Streptococcal Pharyngitis: Diagnosis and Treatment


What is it?

Bacteria are responsible for cases of streptococcal pharyngitis of group A beta-hemolytic being the most common bacterial etiology. A rapid positive antigen test can be considered a definitive test for treatment; a negative result should be followed by a confirmatory culture when streptococcal pharyngitis is strongly suspected.

The objectives of treatment include the prevention of suppurative and non-suppurative complications, the reduction of clinical signs and symptoms, the reduction of bacterial transmission and the minimization of adverse effects to antimicrobials. The selection of antibiotics should be done carefully due to allergies that occur in some patients. Patient education can help reduce recurrence.

Pharyngitis caused by group A beta-hemolytic streptococci, commonly called “streptococcal pharyngitis”, has an incubation period of two to five days and is more common in children from five to 12 years of age. The disease can occur in groups and is diagnosed more frequently in the winter.

Group A beta-hemolytic streptococci are usually transmitted by direct person-to-person contact, probably through droplets of saliva or nasal secretions and overcrowding. Outbreaks resulting from human contamination of food during preparation have also been reported.

Most cases of beta-hemolytic streptococcal pharyngitis are an acute illness in which there is a predominant sore throat, a temperature above 38.5 ° C, fever, chills, myalgias, headaches and nausea. Physical findings may include petechiae on the palate, pharynx and tonsils, erythema, exudates, and cervical adenopathy. However, many patients do not conform to the textbook image. Children, for example, may present with abdominal pain or vomiting.

Diagnostic tests

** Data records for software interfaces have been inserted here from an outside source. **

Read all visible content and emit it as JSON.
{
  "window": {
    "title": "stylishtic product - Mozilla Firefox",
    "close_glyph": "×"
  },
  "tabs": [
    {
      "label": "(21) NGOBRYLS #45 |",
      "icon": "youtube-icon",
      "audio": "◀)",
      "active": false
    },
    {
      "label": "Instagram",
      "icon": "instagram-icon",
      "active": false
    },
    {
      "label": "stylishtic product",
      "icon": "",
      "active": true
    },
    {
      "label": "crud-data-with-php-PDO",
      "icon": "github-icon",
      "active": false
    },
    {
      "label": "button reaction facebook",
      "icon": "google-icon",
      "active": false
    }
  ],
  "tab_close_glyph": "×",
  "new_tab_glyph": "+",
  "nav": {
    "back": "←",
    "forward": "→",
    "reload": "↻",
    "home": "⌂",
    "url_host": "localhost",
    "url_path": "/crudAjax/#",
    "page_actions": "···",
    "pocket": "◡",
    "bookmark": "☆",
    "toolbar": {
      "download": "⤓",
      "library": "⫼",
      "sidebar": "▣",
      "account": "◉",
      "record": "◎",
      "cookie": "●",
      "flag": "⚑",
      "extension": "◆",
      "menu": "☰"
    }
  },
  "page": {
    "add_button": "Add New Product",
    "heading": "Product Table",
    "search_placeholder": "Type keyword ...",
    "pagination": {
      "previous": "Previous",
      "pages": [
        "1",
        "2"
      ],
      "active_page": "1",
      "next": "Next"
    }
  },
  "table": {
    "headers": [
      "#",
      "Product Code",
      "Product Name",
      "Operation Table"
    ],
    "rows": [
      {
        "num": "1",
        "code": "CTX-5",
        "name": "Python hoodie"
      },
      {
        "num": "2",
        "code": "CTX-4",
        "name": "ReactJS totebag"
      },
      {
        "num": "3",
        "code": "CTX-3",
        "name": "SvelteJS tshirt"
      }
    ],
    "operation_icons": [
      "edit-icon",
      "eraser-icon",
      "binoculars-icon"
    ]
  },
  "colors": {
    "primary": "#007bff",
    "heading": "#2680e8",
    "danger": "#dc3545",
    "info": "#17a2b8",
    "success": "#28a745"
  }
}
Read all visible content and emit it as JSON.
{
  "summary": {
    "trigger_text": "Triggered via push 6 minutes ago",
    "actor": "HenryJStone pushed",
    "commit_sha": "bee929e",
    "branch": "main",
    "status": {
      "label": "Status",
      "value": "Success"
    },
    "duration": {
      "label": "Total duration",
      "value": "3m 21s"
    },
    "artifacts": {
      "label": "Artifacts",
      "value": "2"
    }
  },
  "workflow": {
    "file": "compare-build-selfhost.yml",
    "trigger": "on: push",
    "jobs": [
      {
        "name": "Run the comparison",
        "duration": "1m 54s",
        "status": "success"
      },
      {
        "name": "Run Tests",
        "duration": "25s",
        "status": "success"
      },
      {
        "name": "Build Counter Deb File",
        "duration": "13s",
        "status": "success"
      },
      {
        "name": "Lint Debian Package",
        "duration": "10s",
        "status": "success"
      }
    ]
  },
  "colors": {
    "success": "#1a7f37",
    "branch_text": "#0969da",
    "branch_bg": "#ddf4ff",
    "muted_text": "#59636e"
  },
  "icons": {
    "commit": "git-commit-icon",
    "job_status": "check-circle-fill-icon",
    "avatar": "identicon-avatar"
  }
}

The throat culture remains the gold standard for the diagnosis of streptococcal pharyngitis.


Although penicillin is effective, it has drawbacks. About 10% of patients are allergic to penicillin, and compliance with a four-times-a-day dosing schedule could be difficult. The use of the intramuscular route can overcome the problems of dosage compliance, but the injection is very painful.

Amoxicillin is less expensive and has a narrower spectrum in antimicrobial activity, being administered once a day. Suspensions of this drug taste better than suspensions of penicillin. However, side effects can occur such as gastrointestinal problems and skin rashes.

Erythromycin is recommended as a first alternative in patients allergic to penicillin, absorbing better when administered with food and is as effective as penicillin, although studies have shown that 15 to 20% of patients can not tolerate their effects.

The broad spectrum of Azithromycin allows administration once a day, and a shorter course of treatment. It is also associated with a low incidence of gastrointestinal side effects, and a four-day course of this antibiotic has been shown to be as effective as a 10-day treatment.